WHAT THE TASK REQUIRES: Set the images aside and retype the whole listing exactly.
Content starts
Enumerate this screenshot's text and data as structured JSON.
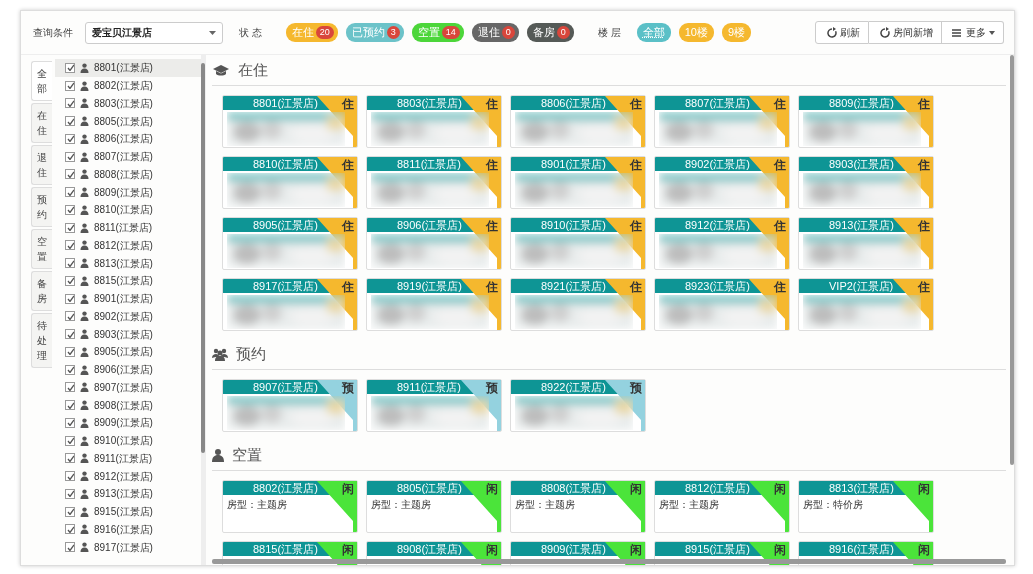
{
  "toolbar": {
    "query_label": "查询条件",
    "store_select": {
      "value": "爱宝贝江景店"
    },
    "status_label": "状 态",
    "status_filters": [
      {
        "label": "在住",
        "count": "20",
        "color": "#f5b82e"
      },
      {
        "label": "已预约",
        "count": "3",
        "color": "#6cc3c9"
      },
      {
        "label": "空置",
        "count": "14",
        "color": "#4cd63a"
      },
      {
        "label": "退住",
        "count": "0",
        "color": "#676767"
      },
      {
        "label": "备房",
        "count": "0",
        "color": "#555a57"
      }
    ],
    "floor_label": "楼 层",
    "floor_filters": [
      {
        "label": "全部",
        "selected": true
      },
      {
        "label": "10楼",
        "selected": false
      },
      {
        "label": "9楼",
        "selected": false
      }
    ],
    "buttons": [
      {
        "label": "刷新"
      },
      {
        "label": "房间新增"
      },
      {
        "label": "更多"
      }
    ]
  },
  "side_tabs": [
    {
      "label": "全部",
      "selected": true
    },
    {
      "label": "在住",
      "selected": false
    },
    {
      "label": "退住",
      "selected": false
    },
    {
      "label": "预约",
      "selected": false
    },
    {
      "label": "空置",
      "selected": false
    },
    {
      "label": "备房",
      "selected": false
    },
    {
      "label": "待处理",
      "selected": false
    }
  ],
  "room_list": [
    {
      "label": "8801(江景店)",
      "checked": true,
      "selected": true
    },
    {
      "label": "8802(江景店)",
      "checked": true,
      "selected": false
    },
    {
      "label": "8803(江景店)",
      "checked": true,
      "selected": false
    },
    {
      "label": "8805(江景店)",
      "checked": true,
      "selected": false
    },
    {
      "label": "8806(江景店)",
      "checked": true,
      "selected": false
    },
    {
      "label": "8807(江景店)",
      "checked": true,
      "selected": false
    },
    {
      "label": "8808(江景店)",
      "checked": true,
      "selected": false
    },
    {
      "label": "8809(江景店)",
      "checked": true,
      "selected": false
    },
    {
      "label": "8810(江景店)",
      "checked": true,
      "selected": false
    },
    {
      "label": "8811(江景店)",
      "checked": true,
      "selected": false
    },
    {
      "label": "8812(江景店)",
      "checked": true,
      "selected": false
    },
    {
      "label": "8813(江景店)",
      "checked": true,
      "selected": false
    },
    {
      "label": "8815(江景店)",
      "checked": true,
      "selected": false
    },
    {
      "label": "8901(江景店)",
      "checked": true,
      "selected": false
    },
    {
      "label": "8902(江景店)",
      "checked": true,
      "selected": false
    },
    {
      "label": "8903(江景店)",
      "checked": true,
      "selected": false
    },
    {
      "label": "8905(江景店)",
      "checked": true,
      "selected": false
    },
    {
      "label": "8906(江景店)",
      "checked": true,
      "selected": false
    },
    {
      "label": "8907(江景店)",
      "checked": true,
      "selected": false
    },
    {
      "label": "8908(江景店)",
      "checked": true,
      "selected": false
    },
    {
      "label": "8909(江景店)",
      "checked": true,
      "selected": false
    },
    {
      "label": "8910(江景店)",
      "checked": true,
      "selected": false
    },
    {
      "label": "8911(江景店)",
      "checked": true,
      "selected": false
    },
    {
      "label": "8912(江景店)",
      "checked": true,
      "selected": false
    },
    {
      "label": "8913(江景店)",
      "checked": true,
      "selected": false
    },
    {
      "label": "8915(江景店)",
      "checked": true,
      "selected": false
    },
    {
      "label": "8916(江景店)",
      "checked": true,
      "selected": false
    },
    {
      "label": "8917(江景店)",
      "checked": true,
      "selected": false
    }
  ],
  "sections": [
    {
      "title": "在住",
      "kind": "occupied",
      "rooms": [
        {
          "name": "8801(江景店)",
          "tag": "住"
        },
        {
          "name": "8803(江景店)",
          "tag": "住"
        },
        {
          "name": "8806(江景店)",
          "tag": "住"
        },
        {
          "name": "8807(江景店)",
          "tag": "住"
        },
        {
          "name": "8809(江景店)",
          "tag": "住"
        },
        {
          "name": "8810(江景店)",
          "tag": "住"
        },
        {
          "name": "8811(江景店)",
          "tag": "住"
        },
        {
          "name": "8901(江景店)",
          "tag": "住"
        },
        {
          "name": "8902(江景店)",
          "tag": "住"
        },
        {
          "name": "8903(江景店)",
          "tag": "住"
        },
        {
          "name": "8905(江景店)",
          "tag": "住"
        },
        {
          "name": "8906(江景店)",
          "tag": "住"
        },
        {
          "name": "8910(江景店)",
          "tag": "住"
        },
        {
          "name": "8912(江景店)",
          "tag": "住"
        },
        {
          "name": "8913(江景店)",
          "tag": "住"
        },
        {
          "name": "8917(江景店)",
          "tag": "住"
        },
        {
          "name": "8919(江景店)",
          "tag": "住"
        },
        {
          "name": "8921(江景店)",
          "tag": "住"
        },
        {
          "name": "8923(江景店)",
          "tag": "住"
        },
        {
          "name": "VIP2(江景店)",
          "tag": "住"
        }
      ]
    },
    {
      "title": "预约",
      "kind": "reserved",
      "rooms": [
        {
          "name": "8907(江景店)",
          "tag": "预"
        },
        {
          "name": "8911(江景店)",
          "tag": "预"
        },
        {
          "name": "8922(江景店)",
          "tag": "预"
        }
      ]
    },
    {
      "title": "空置",
      "kind": "vacant",
      "rooms": [
        {
          "name": "8802(江景店)",
          "tag": "闲",
          "room_type": "房型：主题房"
        },
        {
          "name": "8805(江景店)",
          "tag": "闲",
          "room_type": "房型：主题房"
        },
        {
          "name": "8808(江景店)",
          "tag": "闲",
          "room_type": "房型：主题房"
        },
        {
          "name": "8812(江景店)",
          "tag": "闲",
          "room_type": "房型：主题房"
        },
        {
          "name": "8813(江景店)",
          "tag": "闲",
          "room_type": "房型：特价房"
        },
        {
          "name": "8815(江景店)",
          "tag": "闲"
        },
        {
          "name": "8908(江景店)",
          "tag": "闲"
        },
        {
          "name": "8909(江景店)",
          "tag": "闲"
        },
        {
          "name": "8915(江景店)",
          "tag": "闲"
        },
        {
          "name": "8916(江景店)",
          "tag": "闲"
        }
      ]
    }
  ]
}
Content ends
WRITTEN RESPONSE:
Enumerate this screenshot's text and data as structured JSON.
{
  "toolbar": {
    "query_label": "查询条件",
    "store_select": {
      "value": "爱宝贝江景店"
    },
    "status_label": "状 态",
    "status_filters": [
      {
        "label": "在住",
        "count": "20",
        "color": "#f5b82e"
      },
      {
        "label": "已预约",
        "count": "3",
        "color": "#6cc3c9"
      },
      {
        "label": "空置",
        "count": "14",
        "color": "#4cd63a"
      },
      {
        "label": "退住",
        "count": "0",
        "color": "#676767"
      },
      {
        "label": "备房",
        "count": "0",
        "color": "#555a57"
      }
    ],
    "floor_label": "楼 层",
    "floor_filters": [
      {
        "label": "全部",
        "selected": true
      },
      {
        "label": "10楼",
        "selected": false
      },
      {
        "label": "9楼",
        "selected": false
      }
    ],
    "buttons": [
      {
        "label": "刷新"
      },
      {
        "label": "房间新增"
      },
      {
        "label": "更多"
      }
    ]
  },
  "side_tabs": [
    {
      "label": "全部",
      "selected": true
    },
    {
      "label": "在住",
      "selected": false
    },
    {
      "label": "退住",
      "selected": false
    },
    {
      "label": "预约",
      "selected": false
    },
    {
      "label": "空置",
      "selected": false
    },
    {
      "label": "备房",
      "selected": false
    },
    {
      "label": "待处理",
      "selected": false
    }
  ],
  "room_list": [
    {
      "label": "8801(江景店)",
      "checked": true,
      "selected": true
    },
    {
      "label": "8802(江景店)",
      "checked": true,
      "selected": false
    },
    {
      "label": "8803(江景店)",
      "checked": true,
      "selected": false
    },
    {
      "label": "8805(江景店)",
      "checked": true,
      "selected": false
    },
    {
      "label": "8806(江景店)",
      "checked": true,
      "selected": false
    },
    {
      "label": "8807(江景店)",
      "checked": true,
      "selected": false
    },
    {
      "label": "8808(江景店)",
      "checked": true,
      "selected": false
    },
    {
      "label": "8809(江景店)",
      "checked": true,
      "selected": false
    },
    {
      "label": "8810(江景店)",
      "checked": true,
      "selected": false
    },
    {
      "label": "8811(江景店)",
      "checked": true,
      "selected": false
    },
    {
      "label": "8812(江景店)",
      "checked": true,
      "selected": false
    },
    {
      "label": "8813(江景店)",
      "checked": true,
      "selected": false
    },
    {
      "label": "8815(江景店)",
      "checked": true,
      "selected": false
    },
    {
      "label": "8901(江景店)",
      "checked": true,
      "selected": false
    },
    {
      "label": "8902(江景店)",
      "checked": true,
      "selected": false
    },
    {
      "label": "8903(江景店)",
      "checked": true,
      "selected": false
    },
    {
      "label": "8905(江景店)",
      "checked": true,
      "selected": false
    },
    {
      "label": "8906(江景店)",
      "checked": true,
      "selected": false
    },
    {
      "label": "8907(江景店)",
      "checked": true,
      "selected": false
    },
    {
      "label": "8908(江景店)",
      "checked": true,
      "selected": false
    },
    {
      "label": "8909(江景店)",
      "checked": true,
      "selected": false
    },
    {
      "label": "8910(江景店)",
      "checked": true,
      "selected": false
    },
    {
      "label": "8911(江景店)",
      "checked": true,
      "selected": false
    },
    {
      "label": "8912(江景店)",
      "checked": true,
      "selected": false
    },
    {
      "label": "8913(江景店)",
      "checked": true,
      "selected": false
    },
    {
      "label": "8915(江景店)",
      "checked": true,
      "selected": false
    },
    {
      "label": "8916(江景店)",
      "checked": true,
      "selected": false
    },
    {
      "label": "8917(江景店)",
      "checked": true,
      "selected": false
    }
  ],
  "sections": [
    {
      "title": "在住",
      "kind": "occupied",
      "rooms": [
        {
          "name": "8801(江景店)",
          "tag": "住"
        },
        {
          "name": "8803(江景店)",
          "tag": "住"
        },
        {
          "name": "8806(江景店)",
          "tag": "住"
        },
        {
          "name": "8807(江景店)",
          "tag": "住"
        },
        {
          "name": "8809(江景店)",
          "tag": "住"
        },
        {
          "name": "8810(江景店)",
          "tag": "住"
        },
        {
          "name": "8811(江景店)",
          "tag": "住"
        },
        {
          "name": "8901(江景店)",
          "tag": "住"
        },
        {
          "name": "8902(江景店)",
          "tag": "住"
        },
        {
          "name": "8903(江景店)",
          "tag": "住"
        },
        {
          "name": "8905(江景店)",
          "tag": "住"
        },
        {
          "name": "8906(江景店)",
          "tag": "住"
        },
        {
          "name": "8910(江景店)",
          "tag": "住"
        },
        {
          "name": "8912(江景店)",
          "tag": "住"
        },
        {
          "name": "8913(江景店)",
          "tag": "住"
        },
        {
          "name": "8917(江景店)",
          "tag": "住"
        },
        {
          "name": "8919(江景店)",
          "tag": "住"
        },
        {
          "name": "8921(江景店)",
          "tag": "住"
        },
        {
          "name": "8923(江景店)",
          "tag": "住"
        },
        {
          "name": "VIP2(江景店)",
          "tag": "住"
        }
      ]
    },
    {
      "title": "预约",
      "kind": "reserved",
      "rooms": [
        {
          "name": "8907(江景店)",
          "tag": "预"
        },
        {
          "name": "8911(江景店)",
          "tag": "预"
        },
        {
          "name": "8922(江景店)",
          "tag": "预"
        }
      ]
    },
    {
      "title": "空置",
      "kind": "vacant",
      "rooms": [
        {
          "name": "8802(江景店)",
          "tag": "闲",
          "room_type": "房型：主题房"
        },
        {
          "name": "8805(江景店)",
          "tag": "闲",
          "room_type": "房型：主题房"
        },
        {
          "name": "8808(江景店)",
          "tag": "闲",
          "room_type": "房型：主题房"
        },
        {
          "name": "8812(江景店)",
          "tag": "闲",
          "room_type": "房型：主题房"
        },
        {
          "name": "8813(江景店)",
          "tag": "闲",
          "room_type": "房型：特价房"
        },
        {
          "name": "8815(江景店)",
          "tag": "闲"
        },
        {
          "name": "8908(江景店)",
          "tag": "闲"
        },
        {
          "name": "8909(江景店)",
          "tag": "闲"
        },
        {
          "name": "8915(江景店)",
          "tag": "闲"
        },
        {
          "name": "8916(江景店)",
          "tag": "闲"
        }
      ]
    }
  ]
}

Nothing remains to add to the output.